Corollary: LEGO--Not just for kids
Although many of the toys specify a suggested age range, The Construction Site philosophy is that one can never be too old to play with any of these toys. This may be especially true for engineers. Delfino enjoys Geoshapes, a connecting set that relates to his Major Qualifying Project on graph theory. He sent a similar toy to a WPI friend who wrote that it rekindled his passion for tensegrity structures and inspired a desire to build a geodesic dome. Actually, toy sales to adults were factored into Delfino and Richey's business plan.
Some grown-up customers of The Construction Site are open and proud, while others try to cover up the fact that they are buying for themselves. "We have some hard-core Lego fans," Delfino acknowledges. "We recently had this 38-year-old woman who piled up a large purchase at the register and happily told us it was a birthday present for herself." He knows of some households where there are strict rules about "Mommy's Legos." Although they don't have figures for adult sales, their clientele includes engineers, architects and software designers from many well-known high-tech companies around Route 128. The store's Internet mailing list has many e-mail addresses that end with @mit.edu.
Richey's passion for construction toys began in childhood, but Delfino didn't get hooked until he was at WPI. "I think my first exposure was a Lego sample set that came in a cereal box or a McDonald's Happy Meal," he says. He didn't have much money for toys in his student days, but once he graduated and had a salary, his collection took off. Today his house has a Lego room, with an inventory of some 60,000 pieces, organized by color. It took several trips with a borrowed pick-up truck to move the collection to its present location.

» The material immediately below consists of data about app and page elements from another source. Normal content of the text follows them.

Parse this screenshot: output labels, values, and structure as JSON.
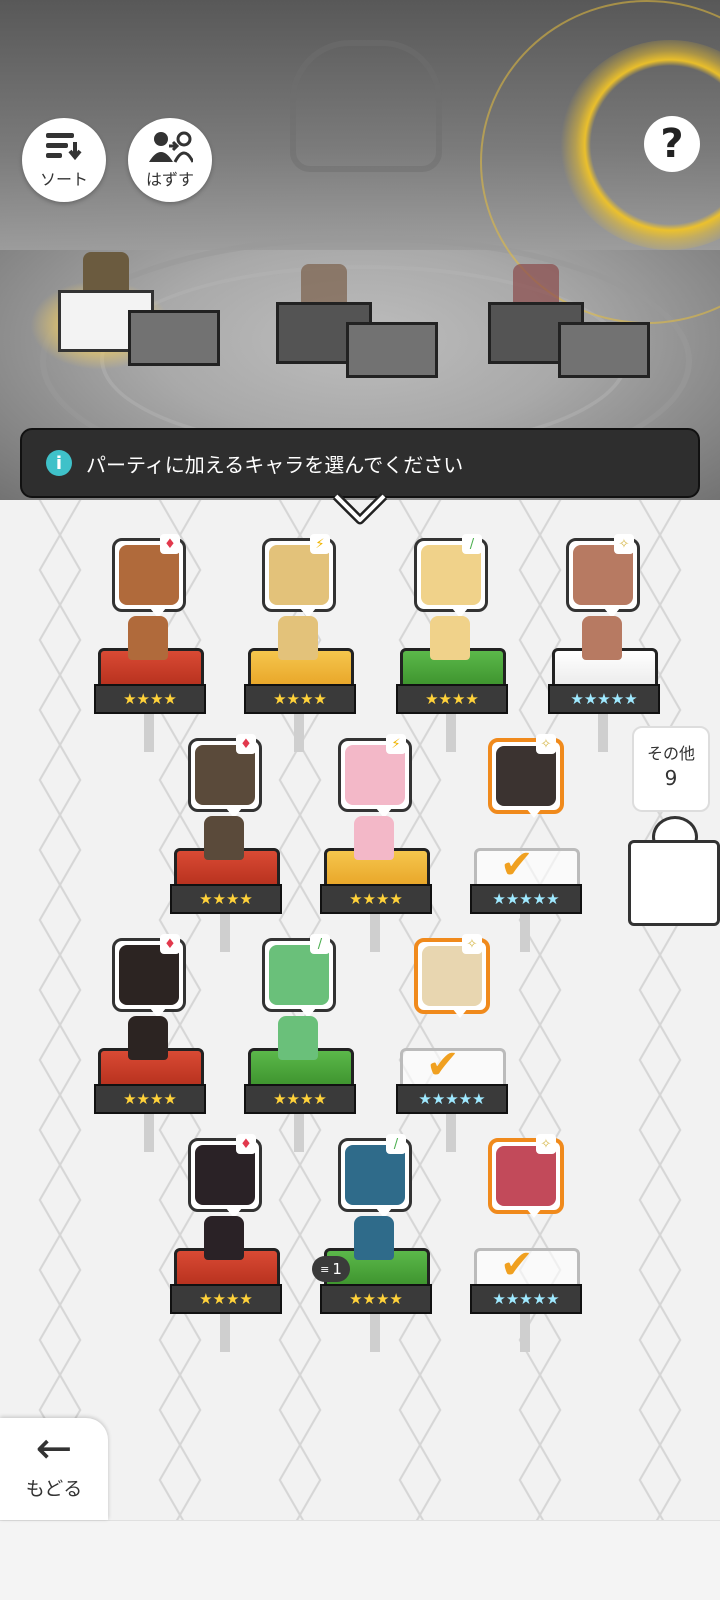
{
  "toolbar": {
    "sort_label": "ソート",
    "remove_label": "はずす",
    "help_symbol": "?"
  },
  "banner": {
    "info_symbol": "i",
    "message": "パーティに加えるキャラを選んでください"
  },
  "characters": [
    {
      "element": "fire",
      "element_symbol": "♦",
      "block_color": "red",
      "stars": "★★★★",
      "selected": false
    },
    {
      "element": "thunder",
      "element_symbol": "⚡",
      "block_color": "yellow",
      "stars": "★★★★",
      "selected": false
    },
    {
      "element": "wind",
      "element_symbol": "/",
      "block_color": "green",
      "stars": "★★★★",
      "selected": false
    },
    {
      "element": "light",
      "element_symbol": "✧",
      "block_color": "white",
      "stars": "★★★★★",
      "selected": false
    },
    {
      "element": "fire",
      "element_symbol": "♦",
      "block_color": "red",
      "stars": "★★★★",
      "selected": false
    },
    {
      "element": "thunder",
      "element_symbol": "⚡",
      "block_color": "yellow",
      "stars": "★★★★",
      "selected": false
    },
    {
      "element": "light",
      "element_symbol": "✧",
      "block_color": "ghost",
      "stars": "★★★★★",
      "selected": true
    },
    {
      "element": "fire",
      "element_symbol": "♦",
      "block_color": "red",
      "stars": "★★★★",
      "selected": false
    },
    {
      "element": "wind",
      "element_symbol": "/",
      "block_color": "green",
      "stars": "★★★★",
      "selected": false
    },
    {
      "element": "light",
      "element_symbol": "✧",
      "block_color": "ghost",
      "stars": "★★★★★",
      "selected": true
    },
    {
      "element": "fire",
      "element_symbol": "♦",
      "block_color": "red",
      "stars": "★★★★",
      "selected": false
    },
    {
      "element": "wind",
      "element_symbol": "/",
      "block_color": "green",
      "stars": "★★★★",
      "selected": false
    },
    {
      "element": "light",
      "element_symbol": "✧",
      "block_color": "ghost",
      "stars": "★★★★★",
      "selected": true
    }
  ],
  "others": {
    "label": "その他",
    "count": "9"
  },
  "party_badge": {
    "text": "1"
  },
  "back": {
    "label": "もどる"
  },
  "colors": {
    "selected_border": "#f08a1c",
    "check": "#f0a020",
    "banner_bg": "#2e2e2e",
    "info_icon": "#3fc1c9",
    "glow": "#f0c328"
  }
}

In fact, it was during a trip to LegoLand in Windsor, England, that the idea for the store took form. After two years of planning and securing funding, The Construction Site went into action, with Richey manning the register full time, and Delfino, who works as an actuary at Arbella Mutual in Quincy, working in the store nights and weekends. Business has been steady since the Christmas season (which typically accounts for 40 percent of sales), and the owners are pleased to see customers coming from great distances. The location attracts evening browsers from Moody Street's "Restaurant Row," and the store's best advertising is word-of-mouth. A network of female construction workers, delighted with the concept, has been faxing the store's ad around town.
The store's motto, "Construction Toys for Girls and Boys," is meant to send a message; girls are not just in there for the sake of cadence. An estimated 40 percent of customers are girls. Delfino and Richey are frustrated when parents look around at their wares and ask, "Is there a toy store for girls anywhere near here?" Some toy companies are progressive in marketing equally to both genders, they note, but others perpetuate stereotypes with separate catalogs for boys and girls.
Richey, who bears the brunt of the store's long hours, says that although the venture has been more work than he could have imagined, it has brought much joy. "It seems like you're going and going and going all week, and you're so busy that you think you're not enjoying it because you're constantly working. Then, on Sunday at six o'clock, when the store closes, you look back and you say, 'Wow! That was fun.'"
The Construction Site is located at 284 Moody Street in Waltham, Mass. For directions, store hours, product descriptions and fun links, visit the store's Web site: www.constructiontoys.com. The site features fabulous creations from The Construction Site's Builder's Expositions - monthly events that bring together kids and adults to showcase projects on designated themes, such as animals and undersea adventures.
email@example.com Last Modified: Thu June 10 11:52:52 EDT 1999